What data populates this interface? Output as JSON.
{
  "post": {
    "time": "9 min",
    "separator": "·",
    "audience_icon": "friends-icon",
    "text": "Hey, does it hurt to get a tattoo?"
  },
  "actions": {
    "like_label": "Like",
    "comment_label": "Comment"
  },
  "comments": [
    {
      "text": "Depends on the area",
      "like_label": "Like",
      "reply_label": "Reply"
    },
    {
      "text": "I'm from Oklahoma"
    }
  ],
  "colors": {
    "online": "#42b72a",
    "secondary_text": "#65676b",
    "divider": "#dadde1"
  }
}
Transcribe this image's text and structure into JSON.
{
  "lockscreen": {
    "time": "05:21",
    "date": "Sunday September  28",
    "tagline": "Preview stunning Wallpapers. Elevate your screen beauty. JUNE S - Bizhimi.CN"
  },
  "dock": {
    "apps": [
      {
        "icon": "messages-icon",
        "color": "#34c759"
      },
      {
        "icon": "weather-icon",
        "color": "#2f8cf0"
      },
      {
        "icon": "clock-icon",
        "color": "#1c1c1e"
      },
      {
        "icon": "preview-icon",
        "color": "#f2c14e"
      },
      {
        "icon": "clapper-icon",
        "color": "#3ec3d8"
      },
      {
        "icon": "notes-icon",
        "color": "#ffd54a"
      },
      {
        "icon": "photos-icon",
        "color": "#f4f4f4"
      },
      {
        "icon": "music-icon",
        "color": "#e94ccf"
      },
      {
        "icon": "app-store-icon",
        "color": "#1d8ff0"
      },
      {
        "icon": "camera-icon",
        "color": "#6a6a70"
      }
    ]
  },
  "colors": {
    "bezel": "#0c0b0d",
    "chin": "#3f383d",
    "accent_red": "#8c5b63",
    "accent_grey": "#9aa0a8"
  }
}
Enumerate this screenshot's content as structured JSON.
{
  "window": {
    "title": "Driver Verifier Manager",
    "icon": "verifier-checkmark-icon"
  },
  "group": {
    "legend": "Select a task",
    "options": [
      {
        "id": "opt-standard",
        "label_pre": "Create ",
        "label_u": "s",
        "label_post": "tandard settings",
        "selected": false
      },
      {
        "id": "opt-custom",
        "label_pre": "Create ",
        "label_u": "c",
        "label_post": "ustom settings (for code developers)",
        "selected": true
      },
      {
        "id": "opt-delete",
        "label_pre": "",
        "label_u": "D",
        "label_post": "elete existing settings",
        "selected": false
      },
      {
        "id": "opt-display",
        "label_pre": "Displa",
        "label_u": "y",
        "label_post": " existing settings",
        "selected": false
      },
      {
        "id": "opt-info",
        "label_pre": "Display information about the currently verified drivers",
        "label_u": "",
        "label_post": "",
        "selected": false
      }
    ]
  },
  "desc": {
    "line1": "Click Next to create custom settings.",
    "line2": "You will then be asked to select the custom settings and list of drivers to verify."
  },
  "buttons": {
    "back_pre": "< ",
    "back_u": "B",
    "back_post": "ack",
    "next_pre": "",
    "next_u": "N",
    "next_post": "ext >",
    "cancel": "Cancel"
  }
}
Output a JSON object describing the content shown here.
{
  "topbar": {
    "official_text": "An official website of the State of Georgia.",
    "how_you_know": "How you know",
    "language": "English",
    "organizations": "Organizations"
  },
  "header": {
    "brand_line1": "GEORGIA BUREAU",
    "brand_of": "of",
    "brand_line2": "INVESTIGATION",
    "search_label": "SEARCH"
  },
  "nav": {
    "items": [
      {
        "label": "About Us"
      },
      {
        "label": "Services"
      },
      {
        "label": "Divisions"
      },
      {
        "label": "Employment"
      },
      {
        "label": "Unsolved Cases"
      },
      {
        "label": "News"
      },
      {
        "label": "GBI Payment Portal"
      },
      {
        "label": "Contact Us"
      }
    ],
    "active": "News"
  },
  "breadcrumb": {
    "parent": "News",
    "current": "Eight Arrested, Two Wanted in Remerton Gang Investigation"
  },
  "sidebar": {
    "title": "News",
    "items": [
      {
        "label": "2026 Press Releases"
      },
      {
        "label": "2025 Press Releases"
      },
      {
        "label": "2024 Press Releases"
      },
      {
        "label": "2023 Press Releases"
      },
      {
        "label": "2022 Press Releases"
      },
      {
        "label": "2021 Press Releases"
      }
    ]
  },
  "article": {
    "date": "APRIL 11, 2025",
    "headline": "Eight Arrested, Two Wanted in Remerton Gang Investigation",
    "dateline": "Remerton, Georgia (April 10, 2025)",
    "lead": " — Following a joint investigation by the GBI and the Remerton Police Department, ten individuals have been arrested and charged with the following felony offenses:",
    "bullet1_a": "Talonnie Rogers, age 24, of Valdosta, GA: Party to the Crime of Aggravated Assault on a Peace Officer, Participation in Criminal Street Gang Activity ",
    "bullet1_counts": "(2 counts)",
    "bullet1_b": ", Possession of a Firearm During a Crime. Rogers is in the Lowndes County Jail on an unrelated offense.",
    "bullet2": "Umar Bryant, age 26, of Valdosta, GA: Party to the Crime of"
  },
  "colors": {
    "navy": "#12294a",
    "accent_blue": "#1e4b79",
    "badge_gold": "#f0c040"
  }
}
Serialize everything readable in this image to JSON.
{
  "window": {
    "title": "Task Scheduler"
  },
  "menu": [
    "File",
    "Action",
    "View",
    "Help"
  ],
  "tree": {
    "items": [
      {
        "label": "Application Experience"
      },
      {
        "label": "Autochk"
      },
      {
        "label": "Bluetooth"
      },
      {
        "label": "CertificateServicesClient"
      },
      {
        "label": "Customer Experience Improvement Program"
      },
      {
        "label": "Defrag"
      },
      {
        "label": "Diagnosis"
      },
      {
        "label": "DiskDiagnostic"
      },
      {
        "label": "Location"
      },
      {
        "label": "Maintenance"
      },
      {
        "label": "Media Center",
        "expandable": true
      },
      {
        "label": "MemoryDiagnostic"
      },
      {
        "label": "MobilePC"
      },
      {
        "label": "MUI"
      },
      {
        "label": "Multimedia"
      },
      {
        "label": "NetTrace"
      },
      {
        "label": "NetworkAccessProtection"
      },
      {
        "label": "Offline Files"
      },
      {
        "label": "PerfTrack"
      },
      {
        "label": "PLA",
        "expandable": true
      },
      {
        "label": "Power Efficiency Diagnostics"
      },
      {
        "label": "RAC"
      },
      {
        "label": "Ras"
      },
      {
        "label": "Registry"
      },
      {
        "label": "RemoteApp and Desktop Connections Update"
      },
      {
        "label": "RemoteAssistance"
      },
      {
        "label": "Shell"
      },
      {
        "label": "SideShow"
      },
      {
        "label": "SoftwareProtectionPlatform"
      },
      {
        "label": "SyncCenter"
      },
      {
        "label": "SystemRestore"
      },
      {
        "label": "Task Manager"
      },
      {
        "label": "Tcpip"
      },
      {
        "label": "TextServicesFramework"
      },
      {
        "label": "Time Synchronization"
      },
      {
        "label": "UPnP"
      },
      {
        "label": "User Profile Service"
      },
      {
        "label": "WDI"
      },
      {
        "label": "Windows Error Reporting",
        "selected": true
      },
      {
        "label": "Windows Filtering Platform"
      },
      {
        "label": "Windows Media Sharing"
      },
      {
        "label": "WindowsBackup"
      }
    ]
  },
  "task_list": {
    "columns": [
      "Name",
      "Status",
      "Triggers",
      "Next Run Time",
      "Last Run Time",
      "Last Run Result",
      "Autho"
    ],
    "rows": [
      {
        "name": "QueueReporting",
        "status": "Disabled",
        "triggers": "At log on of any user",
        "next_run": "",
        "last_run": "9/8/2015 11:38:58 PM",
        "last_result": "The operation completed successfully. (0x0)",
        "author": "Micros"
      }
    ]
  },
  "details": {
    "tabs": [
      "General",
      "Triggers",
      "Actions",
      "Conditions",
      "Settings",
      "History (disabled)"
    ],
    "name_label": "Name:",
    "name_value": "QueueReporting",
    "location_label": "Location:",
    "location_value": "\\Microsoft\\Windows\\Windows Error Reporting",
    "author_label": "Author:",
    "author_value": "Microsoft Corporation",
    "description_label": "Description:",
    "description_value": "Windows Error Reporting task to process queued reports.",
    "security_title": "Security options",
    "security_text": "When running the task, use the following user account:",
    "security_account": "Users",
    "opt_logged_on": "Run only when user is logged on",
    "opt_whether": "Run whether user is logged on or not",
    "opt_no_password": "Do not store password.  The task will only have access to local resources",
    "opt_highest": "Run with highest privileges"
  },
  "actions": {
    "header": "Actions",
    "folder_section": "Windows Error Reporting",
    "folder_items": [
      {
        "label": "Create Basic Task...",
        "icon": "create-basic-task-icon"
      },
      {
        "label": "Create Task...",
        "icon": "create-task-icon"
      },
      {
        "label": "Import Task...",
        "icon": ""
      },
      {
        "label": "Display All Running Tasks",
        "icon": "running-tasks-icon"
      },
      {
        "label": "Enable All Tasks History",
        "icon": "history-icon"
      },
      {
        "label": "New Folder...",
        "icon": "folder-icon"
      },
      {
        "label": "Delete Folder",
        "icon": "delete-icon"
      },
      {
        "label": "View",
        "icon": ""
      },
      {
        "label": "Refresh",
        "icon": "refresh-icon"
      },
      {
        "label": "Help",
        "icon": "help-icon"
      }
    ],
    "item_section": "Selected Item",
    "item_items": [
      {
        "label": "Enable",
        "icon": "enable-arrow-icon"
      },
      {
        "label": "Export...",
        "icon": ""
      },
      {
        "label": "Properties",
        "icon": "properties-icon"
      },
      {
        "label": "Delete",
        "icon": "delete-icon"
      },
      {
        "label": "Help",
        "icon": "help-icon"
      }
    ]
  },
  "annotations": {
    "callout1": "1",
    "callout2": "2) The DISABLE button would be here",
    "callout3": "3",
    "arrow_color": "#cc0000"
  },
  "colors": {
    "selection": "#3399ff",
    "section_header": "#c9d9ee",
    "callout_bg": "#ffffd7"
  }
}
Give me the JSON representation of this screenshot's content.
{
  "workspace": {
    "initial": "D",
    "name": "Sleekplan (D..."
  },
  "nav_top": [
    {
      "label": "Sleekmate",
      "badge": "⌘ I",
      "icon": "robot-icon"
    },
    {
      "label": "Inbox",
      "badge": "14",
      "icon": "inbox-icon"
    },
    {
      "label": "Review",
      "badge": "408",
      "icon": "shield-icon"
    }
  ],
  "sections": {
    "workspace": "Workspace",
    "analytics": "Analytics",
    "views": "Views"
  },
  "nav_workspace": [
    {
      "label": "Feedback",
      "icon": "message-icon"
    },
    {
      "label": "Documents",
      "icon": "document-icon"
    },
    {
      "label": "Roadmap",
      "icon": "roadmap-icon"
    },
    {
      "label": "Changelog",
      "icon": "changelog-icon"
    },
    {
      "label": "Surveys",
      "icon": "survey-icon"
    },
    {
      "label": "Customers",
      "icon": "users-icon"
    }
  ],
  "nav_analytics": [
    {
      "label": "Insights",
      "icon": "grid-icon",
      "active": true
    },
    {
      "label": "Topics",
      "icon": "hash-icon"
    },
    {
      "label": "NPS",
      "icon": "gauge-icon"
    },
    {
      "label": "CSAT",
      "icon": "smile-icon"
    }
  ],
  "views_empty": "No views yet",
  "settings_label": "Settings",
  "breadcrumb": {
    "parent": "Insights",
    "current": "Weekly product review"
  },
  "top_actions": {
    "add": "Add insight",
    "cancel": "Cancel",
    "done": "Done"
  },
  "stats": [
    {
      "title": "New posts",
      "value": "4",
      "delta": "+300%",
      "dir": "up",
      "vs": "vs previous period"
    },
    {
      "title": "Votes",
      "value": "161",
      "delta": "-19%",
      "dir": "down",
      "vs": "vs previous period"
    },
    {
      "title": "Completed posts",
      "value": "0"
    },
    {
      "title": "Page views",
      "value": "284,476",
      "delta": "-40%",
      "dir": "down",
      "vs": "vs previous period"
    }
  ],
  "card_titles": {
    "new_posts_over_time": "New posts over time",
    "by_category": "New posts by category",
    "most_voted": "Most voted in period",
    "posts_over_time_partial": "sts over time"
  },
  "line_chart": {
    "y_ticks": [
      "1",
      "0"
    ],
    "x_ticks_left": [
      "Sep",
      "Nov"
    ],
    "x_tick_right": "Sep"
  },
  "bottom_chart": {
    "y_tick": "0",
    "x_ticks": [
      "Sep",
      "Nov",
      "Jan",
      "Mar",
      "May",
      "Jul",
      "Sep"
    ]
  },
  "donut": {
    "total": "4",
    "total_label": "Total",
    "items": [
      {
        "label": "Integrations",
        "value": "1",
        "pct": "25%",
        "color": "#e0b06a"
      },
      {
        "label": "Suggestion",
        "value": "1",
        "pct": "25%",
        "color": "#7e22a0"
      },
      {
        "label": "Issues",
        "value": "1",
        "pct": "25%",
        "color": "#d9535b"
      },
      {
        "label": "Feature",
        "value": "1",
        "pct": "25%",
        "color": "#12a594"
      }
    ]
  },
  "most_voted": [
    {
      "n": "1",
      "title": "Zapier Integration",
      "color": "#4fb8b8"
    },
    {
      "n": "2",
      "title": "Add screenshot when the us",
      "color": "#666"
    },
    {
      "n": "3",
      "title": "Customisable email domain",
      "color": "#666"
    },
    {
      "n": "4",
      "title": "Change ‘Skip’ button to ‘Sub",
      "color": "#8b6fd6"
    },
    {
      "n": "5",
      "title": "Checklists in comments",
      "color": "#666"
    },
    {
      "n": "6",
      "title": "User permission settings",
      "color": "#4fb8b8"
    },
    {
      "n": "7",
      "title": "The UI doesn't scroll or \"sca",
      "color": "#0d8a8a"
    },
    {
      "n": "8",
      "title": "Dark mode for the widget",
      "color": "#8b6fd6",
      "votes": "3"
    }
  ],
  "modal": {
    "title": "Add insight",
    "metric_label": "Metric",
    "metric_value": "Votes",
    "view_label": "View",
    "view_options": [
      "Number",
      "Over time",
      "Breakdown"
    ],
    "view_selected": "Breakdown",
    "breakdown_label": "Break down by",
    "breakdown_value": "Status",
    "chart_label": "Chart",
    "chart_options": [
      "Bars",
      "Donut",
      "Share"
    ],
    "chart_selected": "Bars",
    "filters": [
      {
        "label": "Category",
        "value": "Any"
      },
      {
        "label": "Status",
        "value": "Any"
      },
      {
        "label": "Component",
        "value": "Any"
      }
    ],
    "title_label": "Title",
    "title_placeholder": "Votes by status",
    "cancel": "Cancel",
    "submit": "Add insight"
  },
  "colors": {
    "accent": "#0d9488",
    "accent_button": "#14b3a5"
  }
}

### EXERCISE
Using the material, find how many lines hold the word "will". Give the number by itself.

### PROBLEM SOLUTION
2